Work required :: Output every record below exactly as it appears.

Records for this exercise ::
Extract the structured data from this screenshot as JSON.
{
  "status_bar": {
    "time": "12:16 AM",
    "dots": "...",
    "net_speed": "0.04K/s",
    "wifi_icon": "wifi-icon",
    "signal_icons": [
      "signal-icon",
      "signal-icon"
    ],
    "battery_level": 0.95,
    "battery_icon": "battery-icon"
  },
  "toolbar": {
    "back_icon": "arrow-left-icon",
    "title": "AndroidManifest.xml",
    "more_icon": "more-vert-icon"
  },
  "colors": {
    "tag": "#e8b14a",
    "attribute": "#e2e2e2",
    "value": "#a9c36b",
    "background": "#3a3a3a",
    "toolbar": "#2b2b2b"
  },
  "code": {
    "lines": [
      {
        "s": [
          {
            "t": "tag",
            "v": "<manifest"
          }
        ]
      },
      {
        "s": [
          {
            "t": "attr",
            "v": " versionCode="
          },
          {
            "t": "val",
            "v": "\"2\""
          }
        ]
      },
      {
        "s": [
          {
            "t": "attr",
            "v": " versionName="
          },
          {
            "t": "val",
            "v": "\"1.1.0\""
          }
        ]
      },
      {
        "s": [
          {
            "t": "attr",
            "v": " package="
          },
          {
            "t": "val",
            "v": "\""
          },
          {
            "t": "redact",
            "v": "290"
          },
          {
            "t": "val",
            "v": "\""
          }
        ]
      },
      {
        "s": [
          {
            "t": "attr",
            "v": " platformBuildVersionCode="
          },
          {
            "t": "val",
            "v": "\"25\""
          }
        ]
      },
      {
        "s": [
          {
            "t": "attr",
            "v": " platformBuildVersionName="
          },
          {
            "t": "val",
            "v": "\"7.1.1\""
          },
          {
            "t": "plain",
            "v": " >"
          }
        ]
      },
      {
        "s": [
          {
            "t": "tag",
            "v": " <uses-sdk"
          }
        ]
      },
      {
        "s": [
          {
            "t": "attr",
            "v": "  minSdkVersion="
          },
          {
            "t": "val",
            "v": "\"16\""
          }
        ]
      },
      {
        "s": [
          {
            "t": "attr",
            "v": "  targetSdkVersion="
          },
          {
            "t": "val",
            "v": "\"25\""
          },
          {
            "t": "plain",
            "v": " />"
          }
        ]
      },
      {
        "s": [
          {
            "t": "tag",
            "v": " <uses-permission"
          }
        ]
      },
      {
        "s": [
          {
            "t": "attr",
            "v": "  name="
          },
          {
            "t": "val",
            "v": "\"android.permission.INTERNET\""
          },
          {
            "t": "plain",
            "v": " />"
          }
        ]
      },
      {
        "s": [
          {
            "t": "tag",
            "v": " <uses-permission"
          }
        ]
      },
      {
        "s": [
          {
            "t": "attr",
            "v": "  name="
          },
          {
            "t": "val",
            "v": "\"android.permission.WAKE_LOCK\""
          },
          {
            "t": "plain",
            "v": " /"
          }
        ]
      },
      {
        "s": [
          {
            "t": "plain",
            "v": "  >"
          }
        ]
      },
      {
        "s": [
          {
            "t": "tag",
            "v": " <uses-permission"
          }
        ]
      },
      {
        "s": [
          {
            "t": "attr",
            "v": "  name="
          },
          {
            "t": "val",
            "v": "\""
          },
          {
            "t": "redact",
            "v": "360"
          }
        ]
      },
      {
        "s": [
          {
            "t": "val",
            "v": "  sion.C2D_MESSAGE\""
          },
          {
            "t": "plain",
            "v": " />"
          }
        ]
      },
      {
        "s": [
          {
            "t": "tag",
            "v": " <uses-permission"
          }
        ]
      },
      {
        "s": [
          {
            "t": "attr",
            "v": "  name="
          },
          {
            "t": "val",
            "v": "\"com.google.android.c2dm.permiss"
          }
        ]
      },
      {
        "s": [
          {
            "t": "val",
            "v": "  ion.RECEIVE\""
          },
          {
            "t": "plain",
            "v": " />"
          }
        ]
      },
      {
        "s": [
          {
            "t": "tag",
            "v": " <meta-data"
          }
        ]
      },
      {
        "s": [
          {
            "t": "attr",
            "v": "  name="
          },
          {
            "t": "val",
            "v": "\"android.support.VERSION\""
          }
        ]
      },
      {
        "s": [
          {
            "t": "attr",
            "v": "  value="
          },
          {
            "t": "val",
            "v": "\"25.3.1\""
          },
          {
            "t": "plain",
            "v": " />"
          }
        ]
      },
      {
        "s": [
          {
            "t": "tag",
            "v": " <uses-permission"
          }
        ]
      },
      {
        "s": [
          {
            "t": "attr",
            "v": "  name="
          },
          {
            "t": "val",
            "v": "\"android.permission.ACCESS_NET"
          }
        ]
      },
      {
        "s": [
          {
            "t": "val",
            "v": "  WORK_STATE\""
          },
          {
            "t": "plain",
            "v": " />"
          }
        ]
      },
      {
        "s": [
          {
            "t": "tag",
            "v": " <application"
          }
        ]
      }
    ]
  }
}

Exercise output ::
Extract the structured data from this screenshot as JSON.
{
  "status_bar": {
    "time": "12:16 AM",
    "dots": "...",
    "net_speed": "0.04K/s",
    "wifi_icon": "wifi-icon",
    "signal_icons": [
      "signal-icon",
      "signal-icon"
    ],
    "battery_level": 0.95,
    "battery_icon": "battery-icon"
  },
  "toolbar": {
    "back_icon": "arrow-left-icon",
    "title": "AndroidManifest.xml",
    "more_icon": "more-vert-icon"
  },
  "colors": {
    "tag": "#e8b14a",
    "attribute": "#e2e2e2",
    "value": "#a9c36b",
    "background": "#3a3a3a",
    "toolbar": "#2b2b2b"
  },
  "code": {
    "lines": [
      {
        "s": [
          {
            "t": "tag",
            "v": "<manifest"
          }
        ]
      },
      {
        "s": [
          {
            "t": "attr",
            "v": " versionCode="
          },
          {
            "t": "val",
            "v": "\"2\""
          }
        ]
      },
      {
        "s": [
          {
            "t": "attr",
            "v": " versionName="
          },
          {
            "t": "val",
            "v": "\"1.1.0\""
          }
        ]
      },
      {
        "s": [
          {
            "t": "attr",
            "v": " package="
          },
          {
            "t": "val",
            "v": "\""
          },
          {
            "t": "redact",
            "v": "290"
          },
          {
            "t": "val",
            "v": "\""
          }
        ]
      },
      {
        "s": [
          {
            "t": "attr",
            "v": " platformBuildVersionCode="
          },
          {
            "t": "val",
            "v": "\"25\""
          }
        ]
      },
      {
        "s": [
          {
            "t": "attr",
            "v": " platformBuildVersionName="
          },
          {
            "t": "val",
            "v": "\"7.1.1\""
          },
          {
            "t": "plain",
            "v": " >"
          }
        ]
      },
      {
        "s": [
          {
            "t": "tag",
            "v": " <uses-sdk"
          }
        ]
      },
      {
        "s": [
          {
            "t": "attr",
            "v": "  minSdkVersion="
          },
          {
            "t": "val",
            "v": "\"16\""
          }
        ]
      },
      {
        "s": [
          {
            "t": "attr",
            "v": "  targetSdkVersion="
          },
          {
            "t": "val",
            "v": "\"25\""
          },
          {
            "t": "plain",
            "v": " />"
          }
        ]
      },
      {
        "s": [
          {
            "t": "tag",
            "v": " <uses-permission"
          }
        ]
      },
      {
        "s": [
          {
            "t": "attr",
            "v": "  name="
          },
          {
            "t": "val",
            "v": "\"android.permission.INTERNET\""
          },
          {
            "t": "plain",
            "v": " />"
          }
        ]
      },
      {
        "s": [
          {
            "t": "tag",
            "v": " <uses-permission"
          }
        ]
      },
      {
        "s": [
          {
            "t": "attr",
            "v": "  name="
          },
          {
            "t": "val",
            "v": "\"android.permission.WAKE_LOCK\""
          },
          {
            "t": "plain",
            "v": " /"
          }
        ]
      },
      {
        "s": [
          {
            "t": "plain",
            "v": "  >"
          }
        ]
      },
      {
        "s": [
          {
            "t": "tag",
            "v": " <uses-permission"
          }
        ]
      },
      {
        "s": [
          {
            "t": "attr",
            "v": "  name="
          },
          {
            "t": "val",
            "v": "\""
          },
          {
            "t": "redact",
            "v": "360"
          }
        ]
      },
      {
        "s": [
          {
            "t": "val",
            "v": "  sion.C2D_MESSAGE\""
          },
          {
            "t": "plain",
            "v": " />"
          }
        ]
      },
      {
        "s": [
          {
            "t": "tag",
            "v": " <uses-permission"
          }
        ]
      },
      {
        "s": [
          {
            "t": "attr",
            "v": "  name="
          },
          {
            "t": "val",
            "v": "\"com.google.android.c2dm.permiss"
          }
        ]
      },
      {
        "s": [
          {
            "t": "val",
            "v": "  ion.RECEIVE\""
          },
          {
            "t": "plain",
            "v": " />"
          }
        ]
      },
      {
        "s": [
          {
            "t": "tag",
            "v": " <meta-data"
          }
        ]
      },
      {
        "s": [
          {
            "t": "attr",
            "v": "  name="
          },
          {
            "t": "val",
            "v": "\"android.support.VERSION\""
          }
        ]
      },
      {
        "s": [
          {
            "t": "attr",
            "v": "  value="
          },
          {
            "t": "val",
            "v": "\"25.3.1\""
          },
          {
            "t": "plain",
            "v": " />"
          }
        ]
      },
      {
        "s": [
          {
            "t": "tag",
            "v": " <uses-permission"
          }
        ]
      },
      {
        "s": [
          {
            "t": "attr",
            "v": "  name="
          },
          {
            "t": "val",
            "v": "\"android.permission.ACCESS_NET"
          }
        ]
      },
      {
        "s": [
          {
            "t": "val",
            "v": "  WORK_STATE\""
          },
          {
            "t": "plain",
            "v": " />"
          }
        ]
      },
      {
        "s": [
          {
            "t": "tag",
            "v": " <application"
          }
        ]
      }
    ]
  }
}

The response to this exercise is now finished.